- Check the contents
How is the actual email look like? Concerns compelling language or check spelling. Does the use of language correspond to the company from which the mail originates? For example, a bank uses more elevated language than a car garage company. Section: Body
- Still not sure?
Give the sender a call and ask if he has sent this mail. Of course, do not use the phone number in the mail but look up the number online or use the known phone number from your CRM system;)
The case of our client
I’ve requested our client to send the mails as an attachment to my email address for further investigation. It seems that the Finance Manager has sent this mail below. From this mail, it is very difficult to see that this contains a spoofed email message. All of the names and email addresses are valid. This email message does not contain any hyperlinks to any malicious website. Also, the sender domain is a valid domain and our customer’s customer receives mail from this domain more often and did not immediately suspect that it could be a spoofed email message.

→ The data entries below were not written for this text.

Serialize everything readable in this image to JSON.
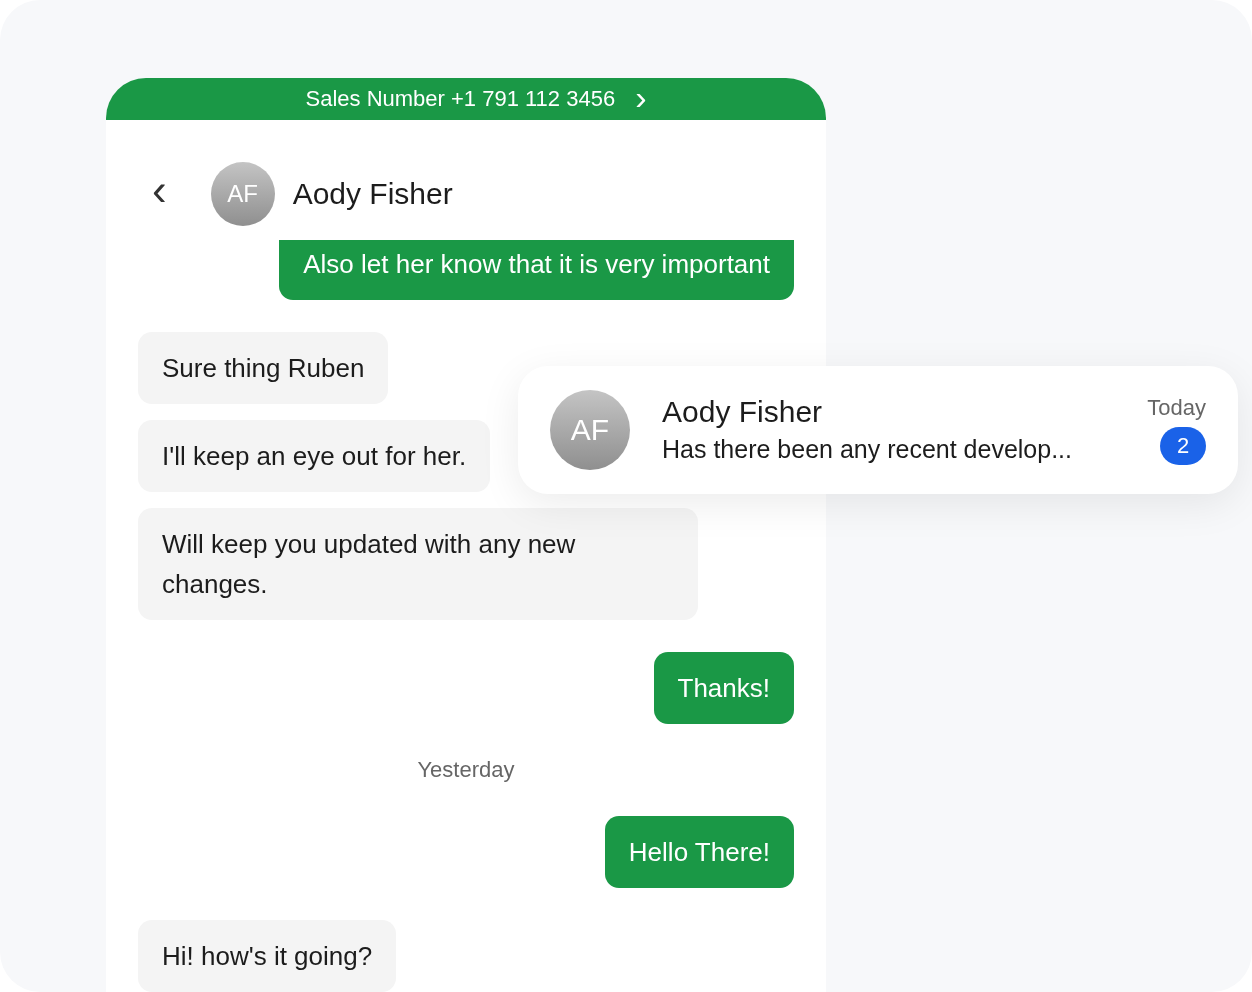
{
  "banner": {
    "label": "Sales Number +1 791 112 3456",
    "arrow": "›"
  },
  "chat": {
    "back": "‹",
    "initials": "AF",
    "name": "Aody Fisher"
  },
  "messages": [
    {
      "kind": "sent",
      "text": "Also let her know that it is very important"
    },
    {
      "kind": "received",
      "text": "Sure thing Ruben"
    },
    {
      "kind": "received",
      "text": "I'll keep an eye out for her."
    },
    {
      "kind": "received",
      "text": "Will keep you updated with any new changes."
    },
    {
      "kind": "sent",
      "text": "Thanks!"
    },
    {
      "kind": "date",
      "text": "Yesterday"
    },
    {
      "kind": "sent",
      "text": "Hello There!"
    },
    {
      "kind": "received",
      "text": "Hi! how's it going?"
    }
  ],
  "notification": {
    "initials": "AF",
    "name": "Aody Fisher",
    "preview": "Has there been any recent develop...",
    "time": "Today",
    "unread": "2"
  }
}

1 2 3 4 5 6 7 8 9 10 11 12 13 14 15 16 17 From: Tenza Rapil <[email protected]> Sent: woensdag 12 februari 2020 14:01 To: [email protected] Subject: RE: Overdue Invoices Hi John, Hope you are all well. We are still waiting to get the payment date from you and also wish to inform you that there is a new payment instruction from our Finance Controllers. Upon your response we shall forward the new account details for the payment settlement of the outstanding 15K. Thanks, Tenza Rapil Finance Manager
He had even replied to this message. After some emailing back and forth, he noticed that the
Reply-To address did not match the sender. From this moment on the alarm bells went off.
Analyzing the email header
There are several tools available on the internet for analyzing the email headers. Just copy and paste the email header in the tool and you can start analyzing. There are two specific tools I use:
I have requested this email in a separate attachment so that I can examine the metadata of the email message in question. I can confirm this is a spoofed email message, even when the envelope fields are correct. Most of the email clients support, that the recipient can open the email headers. By reading the email headers there is a lot of useful information to catch.
1 2 3 4 5 6 7 8 9 10 11 12 13 14 15 16 17 18 19 20 21 22 Received: from HE1PR01MB0939.eurprd01.prod.exchangelabs.com (ns5071.webempresa.eu [10.162.25.11]) by aspectex-2.vps.host-it.co.uk (Postfix) with ESMTPS id 3254F4BE9 for <[email protected]>; Wed, 12 Feb 2020 16:32:28 +0000 (GMT) Received: from [10.163.24.11] (port=59531 helo=[10.198.0.34]) by HE1PR01MB0939.eurprd01.prod.exchangelabs.com with esmtpsa (TLSv1.2:ECDHE-RSA-AES128-GCM-SHA256:128) (Exim 4.92) (envelope-from <[email protected]>) id 1j1uw5-00FLzw-QI for [email protected]; Wed, 12 Feb 2020 17:32:27 +0100 From: Tenza Rapil <[email protected]> To: "[email protected]" <[email protected]> Subject: RE: Overdue Invoices Thread-Topic: Overdue Invoices Thread-Index: AQI1IiWGjkhPImEDZ9bW7rxNi4ZG8Q== Date: Wed, 12 Feb 2020 16:30:36 +0000 Message-ID: <[email protected]> Reply-To: "[email protected]" <[email protected]> Content-Language: en-US X-MS-Has-Attach: yes X-MS-TNEF-Correlator: Content-Type: multipart/related; boundary="_004_036e050b71d7130ee10d6d36a8ad1215jmtcouk_"; type="multipart/alternative" MIME-Version: 1.0
As can be seen in this header, the
Reply-To e-mail address is different from the sender and the mail server does not match our customer’s mail server, that’s why an SPF soft fail occurs. I will cover SPF/DMARC and DKIM in another blog post.
In this case, we are definitely dealing with a spoofed email message. There are many more variations of an email scam. But in the core they are all the same: there are spoofing the sender’s identity and try to gain the victim’s trust, in order to entice the victim to share sensitive information.
Can you spot when you’re being phished? Identifying phishing can be harder than you think, take this quiz to see how you do: https://phishingquiz.withgoogle.com/
Your email environment is as safe as the awareness of their users and recipients.